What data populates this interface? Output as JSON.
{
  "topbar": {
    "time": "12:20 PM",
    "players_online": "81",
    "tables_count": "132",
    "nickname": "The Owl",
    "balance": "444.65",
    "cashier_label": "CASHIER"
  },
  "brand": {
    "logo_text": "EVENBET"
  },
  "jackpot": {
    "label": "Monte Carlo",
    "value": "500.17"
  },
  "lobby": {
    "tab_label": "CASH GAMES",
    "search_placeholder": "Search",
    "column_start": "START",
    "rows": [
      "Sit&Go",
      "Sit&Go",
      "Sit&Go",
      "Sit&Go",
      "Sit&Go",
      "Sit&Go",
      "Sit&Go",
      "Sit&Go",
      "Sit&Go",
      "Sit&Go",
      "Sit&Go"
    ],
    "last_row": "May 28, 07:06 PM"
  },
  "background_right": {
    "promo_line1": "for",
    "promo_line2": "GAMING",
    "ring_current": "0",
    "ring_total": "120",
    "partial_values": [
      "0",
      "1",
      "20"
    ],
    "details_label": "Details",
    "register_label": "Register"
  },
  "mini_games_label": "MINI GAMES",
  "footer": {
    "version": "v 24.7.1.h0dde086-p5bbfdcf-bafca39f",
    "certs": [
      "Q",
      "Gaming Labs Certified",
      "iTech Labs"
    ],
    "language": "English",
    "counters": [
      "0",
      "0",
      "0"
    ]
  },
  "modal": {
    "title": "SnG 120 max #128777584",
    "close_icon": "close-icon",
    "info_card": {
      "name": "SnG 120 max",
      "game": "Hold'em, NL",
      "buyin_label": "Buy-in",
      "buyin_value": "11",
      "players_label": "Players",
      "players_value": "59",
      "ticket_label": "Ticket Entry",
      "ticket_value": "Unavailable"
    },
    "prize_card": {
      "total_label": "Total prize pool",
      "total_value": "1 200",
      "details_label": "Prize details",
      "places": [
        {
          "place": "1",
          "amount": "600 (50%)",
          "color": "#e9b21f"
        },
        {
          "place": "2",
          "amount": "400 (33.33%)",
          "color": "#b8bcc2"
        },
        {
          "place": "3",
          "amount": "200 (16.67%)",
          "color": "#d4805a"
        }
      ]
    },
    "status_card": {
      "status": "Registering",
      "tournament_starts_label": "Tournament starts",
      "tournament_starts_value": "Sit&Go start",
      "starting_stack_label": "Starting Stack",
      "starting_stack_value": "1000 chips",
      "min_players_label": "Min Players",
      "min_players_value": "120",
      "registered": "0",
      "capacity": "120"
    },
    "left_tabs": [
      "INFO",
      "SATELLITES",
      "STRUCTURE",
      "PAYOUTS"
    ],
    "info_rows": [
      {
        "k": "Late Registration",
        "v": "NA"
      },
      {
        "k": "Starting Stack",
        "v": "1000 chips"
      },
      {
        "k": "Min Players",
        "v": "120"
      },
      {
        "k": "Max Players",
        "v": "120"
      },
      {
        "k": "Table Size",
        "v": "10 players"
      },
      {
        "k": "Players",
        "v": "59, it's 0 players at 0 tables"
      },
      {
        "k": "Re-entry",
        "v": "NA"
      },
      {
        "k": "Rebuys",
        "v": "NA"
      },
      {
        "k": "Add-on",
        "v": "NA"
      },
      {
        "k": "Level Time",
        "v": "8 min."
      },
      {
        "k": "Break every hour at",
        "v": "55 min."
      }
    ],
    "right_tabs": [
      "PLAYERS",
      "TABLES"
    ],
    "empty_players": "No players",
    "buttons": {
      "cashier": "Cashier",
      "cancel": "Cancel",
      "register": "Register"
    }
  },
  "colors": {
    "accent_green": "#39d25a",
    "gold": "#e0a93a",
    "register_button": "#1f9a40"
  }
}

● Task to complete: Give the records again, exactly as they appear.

● Exercise result:
What data populates this interface? Output as JSON.
{
  "topbar": {
    "time": "12:20 PM",
    "players_online": "81",
    "tables_count": "132",
    "nickname": "The Owl",
    "balance": "444.65",
    "cashier_label": "CASHIER"
  },
  "brand": {
    "logo_text": "EVENBET"
  },
  "jackpot": {
    "label": "Monte Carlo",
    "value": "500.17"
  },
  "lobby": {
    "tab_label": "CASH GAMES",
    "search_placeholder": "Search",
    "column_start": "START",
    "rows": [
      "Sit&Go",
      "Sit&Go",
      "Sit&Go",
      "Sit&Go",
      "Sit&Go",
      "Sit&Go",
      "Sit&Go",
      "Sit&Go",
      "Sit&Go",
      "Sit&Go",
      "Sit&Go"
    ],
    "last_row": "May 28, 07:06 PM"
  },
  "background_right": {
    "promo_line1": "for",
    "promo_line2": "GAMING",
    "ring_current": "0",
    "ring_total": "120",
    "partial_values": [
      "0",
      "1",
      "20"
    ],
    "details_label": "Details",
    "register_label": "Register"
  },
  "mini_games_label": "MINI GAMES",
  "footer": {
    "version": "v 24.7.1.h0dde086-p5bbfdcf-bafca39f",
    "certs": [
      "Q",
      "Gaming Labs Certified",
      "iTech Labs"
    ],
    "language": "English",
    "counters": [
      "0",
      "0",
      "0"
    ]
  },
  "modal": {
    "title": "SnG 120 max #128777584",
    "close_icon": "close-icon",
    "info_card": {
      "name": "SnG 120 max",
      "game": "Hold'em, NL",
      "buyin_label": "Buy-in",
      "buyin_value": "11",
      "players_label": "Players",
      "players_value": "59",
      "ticket_label": "Ticket Entry",
      "ticket_value": "Unavailable"
    },
    "prize_card": {
      "total_label": "Total prize pool",
      "total_value": "1 200",
      "details_label": "Prize details",
      "places": [
        {
          "place": "1",
          "amount": "600 (50%)",
          "color": "#e9b21f"
        },
        {
          "place": "2",
          "amount": "400 (33.33%)",
          "color": "#b8bcc2"
        },
        {
          "place": "3",
          "amount": "200 (16.67%)",
          "color": "#d4805a"
        }
      ]
    },
    "status_card": {
      "status": "Registering",
      "tournament_starts_label": "Tournament starts",
      "tournament_starts_value": "Sit&Go start",
      "starting_stack_label": "Starting Stack",
      "starting_stack_value": "1000 chips",
      "min_players_label": "Min Players",
      "min_players_value": "120",
      "registered": "0",
      "capacity": "120"
    },
    "left_tabs": [
      "INFO",
      "SATELLITES",
      "STRUCTURE",
      "PAYOUTS"
    ],
    "info_rows": [
      {
        "k": "Late Registration",
        "v": "NA"
      },
      {
        "k": "Starting Stack",
        "v": "1000 chips"
      },
      {
        "k": "Min Players",
        "v": "120"
      },
      {
        "k": "Max Players",
        "v": "120"
      },
      {
        "k": "Table Size",
        "v": "10 players"
      },
      {
        "k": "Players",
        "v": "59, it's 0 players at 0 tables"
      },
      {
        "k": "Re-entry",
        "v": "NA"
      },
      {
        "k": "Rebuys",
        "v": "NA"
      },
      {
        "k": "Add-on",
        "v": "NA"
      },
      {
        "k": "Level Time",
        "v": "8 min."
      },
      {
        "k": "Break every hour at",
        "v": "55 min."
      }
    ],
    "right_tabs": [
      "PLAYERS",
      "TABLES"
    ],
    "empty_players": "No players",
    "buttons": {
      "cashier": "Cashier",
      "cancel": "Cancel",
      "register": "Register"
    }
  },
  "colors": {
    "accent_green": "#39d25a",
    "gold": "#e0a93a",
    "register_button": "#1f9a40"
  }
}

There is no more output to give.